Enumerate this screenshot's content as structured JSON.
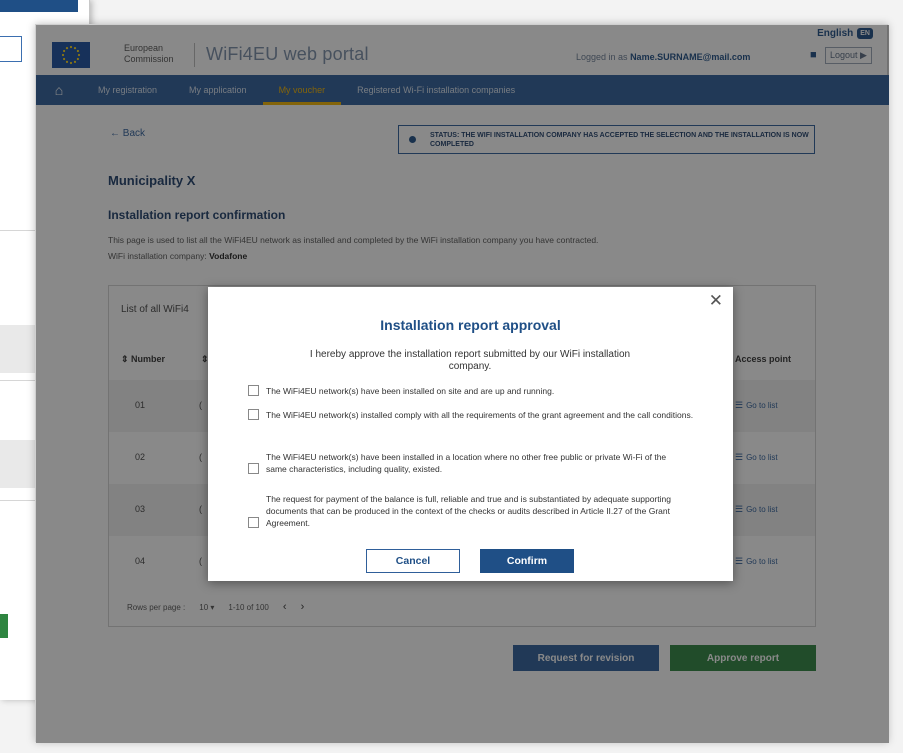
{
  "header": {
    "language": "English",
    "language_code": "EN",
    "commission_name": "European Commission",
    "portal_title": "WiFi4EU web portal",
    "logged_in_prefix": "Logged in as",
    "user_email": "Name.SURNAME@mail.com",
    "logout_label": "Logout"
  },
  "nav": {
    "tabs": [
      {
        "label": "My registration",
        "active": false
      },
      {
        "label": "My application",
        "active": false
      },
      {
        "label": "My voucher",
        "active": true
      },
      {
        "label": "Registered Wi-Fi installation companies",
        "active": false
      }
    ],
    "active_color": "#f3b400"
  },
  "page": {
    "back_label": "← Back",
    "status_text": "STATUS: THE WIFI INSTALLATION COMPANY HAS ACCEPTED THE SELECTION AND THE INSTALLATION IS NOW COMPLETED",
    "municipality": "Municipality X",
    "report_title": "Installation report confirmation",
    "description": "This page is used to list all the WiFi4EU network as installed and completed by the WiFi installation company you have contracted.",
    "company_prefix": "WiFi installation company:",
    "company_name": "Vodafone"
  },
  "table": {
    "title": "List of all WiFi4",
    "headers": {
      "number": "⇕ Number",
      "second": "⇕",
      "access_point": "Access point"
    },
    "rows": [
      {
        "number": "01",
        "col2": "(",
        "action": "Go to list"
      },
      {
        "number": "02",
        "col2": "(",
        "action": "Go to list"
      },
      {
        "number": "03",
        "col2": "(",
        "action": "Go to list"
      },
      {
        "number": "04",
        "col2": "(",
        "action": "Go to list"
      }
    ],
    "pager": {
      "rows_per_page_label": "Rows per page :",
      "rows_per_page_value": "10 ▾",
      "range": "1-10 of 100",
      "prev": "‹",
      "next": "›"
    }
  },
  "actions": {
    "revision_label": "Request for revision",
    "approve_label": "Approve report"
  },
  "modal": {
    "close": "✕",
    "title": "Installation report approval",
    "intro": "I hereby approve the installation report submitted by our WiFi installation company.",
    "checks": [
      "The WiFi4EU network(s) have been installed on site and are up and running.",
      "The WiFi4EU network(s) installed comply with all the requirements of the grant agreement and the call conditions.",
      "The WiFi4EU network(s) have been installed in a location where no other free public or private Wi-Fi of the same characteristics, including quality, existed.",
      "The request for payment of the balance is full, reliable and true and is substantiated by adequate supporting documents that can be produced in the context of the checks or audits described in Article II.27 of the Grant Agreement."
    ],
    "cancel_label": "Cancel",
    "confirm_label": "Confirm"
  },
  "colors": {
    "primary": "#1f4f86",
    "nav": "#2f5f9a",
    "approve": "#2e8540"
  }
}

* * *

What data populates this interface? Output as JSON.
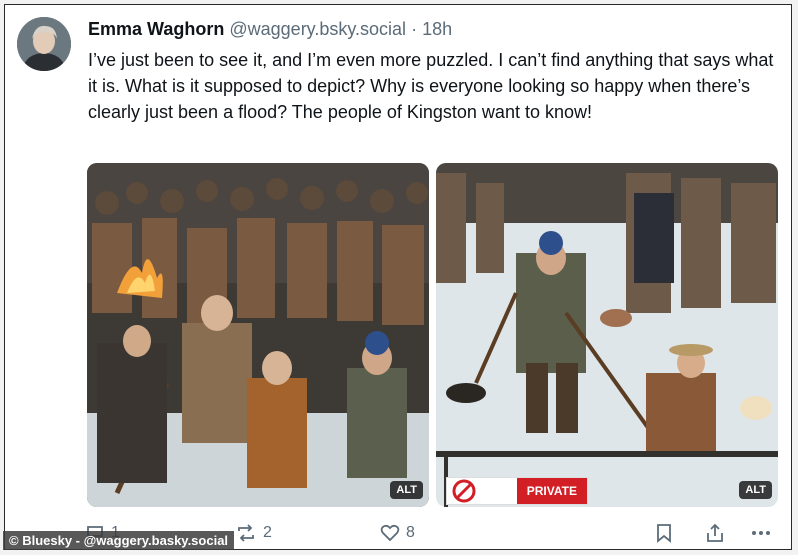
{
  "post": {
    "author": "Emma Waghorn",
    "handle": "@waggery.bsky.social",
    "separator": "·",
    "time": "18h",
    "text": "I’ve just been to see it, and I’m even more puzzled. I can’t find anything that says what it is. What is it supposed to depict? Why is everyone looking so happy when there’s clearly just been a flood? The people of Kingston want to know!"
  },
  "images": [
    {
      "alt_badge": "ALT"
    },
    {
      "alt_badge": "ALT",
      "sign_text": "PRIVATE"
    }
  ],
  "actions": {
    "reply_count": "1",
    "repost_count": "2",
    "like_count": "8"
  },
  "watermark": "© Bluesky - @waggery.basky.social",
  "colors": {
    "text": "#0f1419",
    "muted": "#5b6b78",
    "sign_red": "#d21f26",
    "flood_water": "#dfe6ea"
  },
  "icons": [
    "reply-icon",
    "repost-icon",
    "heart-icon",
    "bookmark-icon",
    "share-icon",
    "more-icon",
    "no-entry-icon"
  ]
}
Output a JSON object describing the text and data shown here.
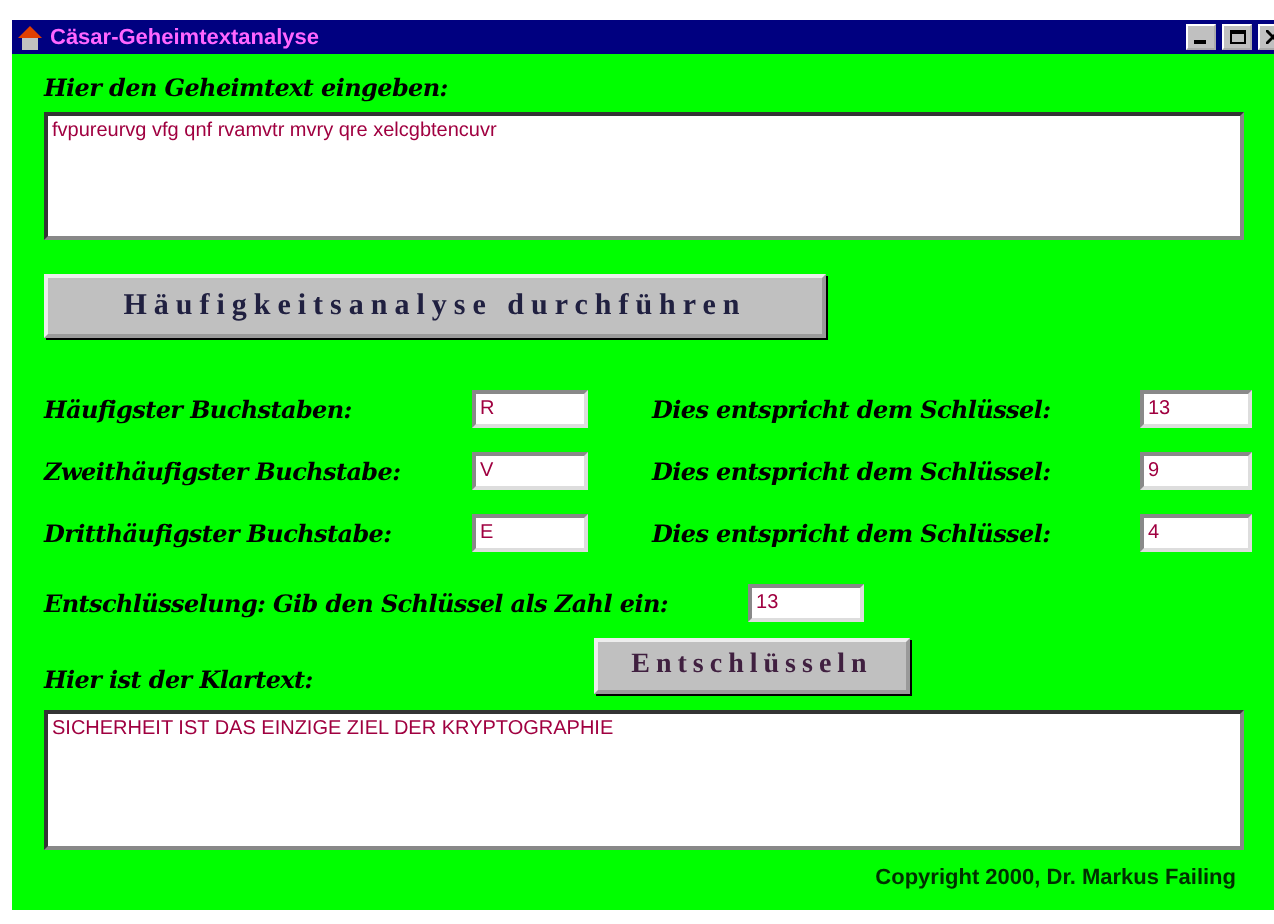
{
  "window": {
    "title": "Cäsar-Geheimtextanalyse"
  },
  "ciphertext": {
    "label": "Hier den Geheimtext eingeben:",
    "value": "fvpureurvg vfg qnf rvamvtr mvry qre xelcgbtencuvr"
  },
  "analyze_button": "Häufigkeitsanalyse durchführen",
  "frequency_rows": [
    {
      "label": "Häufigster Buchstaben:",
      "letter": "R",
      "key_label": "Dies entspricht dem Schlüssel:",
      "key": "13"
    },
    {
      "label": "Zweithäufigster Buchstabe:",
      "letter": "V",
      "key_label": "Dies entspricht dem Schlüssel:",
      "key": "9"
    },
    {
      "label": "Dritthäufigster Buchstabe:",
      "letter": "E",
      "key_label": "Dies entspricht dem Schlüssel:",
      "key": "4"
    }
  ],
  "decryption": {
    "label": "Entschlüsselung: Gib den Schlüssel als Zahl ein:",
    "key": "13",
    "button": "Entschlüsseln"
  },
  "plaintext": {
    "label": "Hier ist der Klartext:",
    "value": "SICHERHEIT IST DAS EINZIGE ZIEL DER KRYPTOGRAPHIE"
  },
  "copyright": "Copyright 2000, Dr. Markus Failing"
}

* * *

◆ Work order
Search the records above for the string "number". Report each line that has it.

◆ Written solution
      "number": "⇕ Number",
        "number": "01",
        "number": "02",
        "number": "03",
        "number": "04",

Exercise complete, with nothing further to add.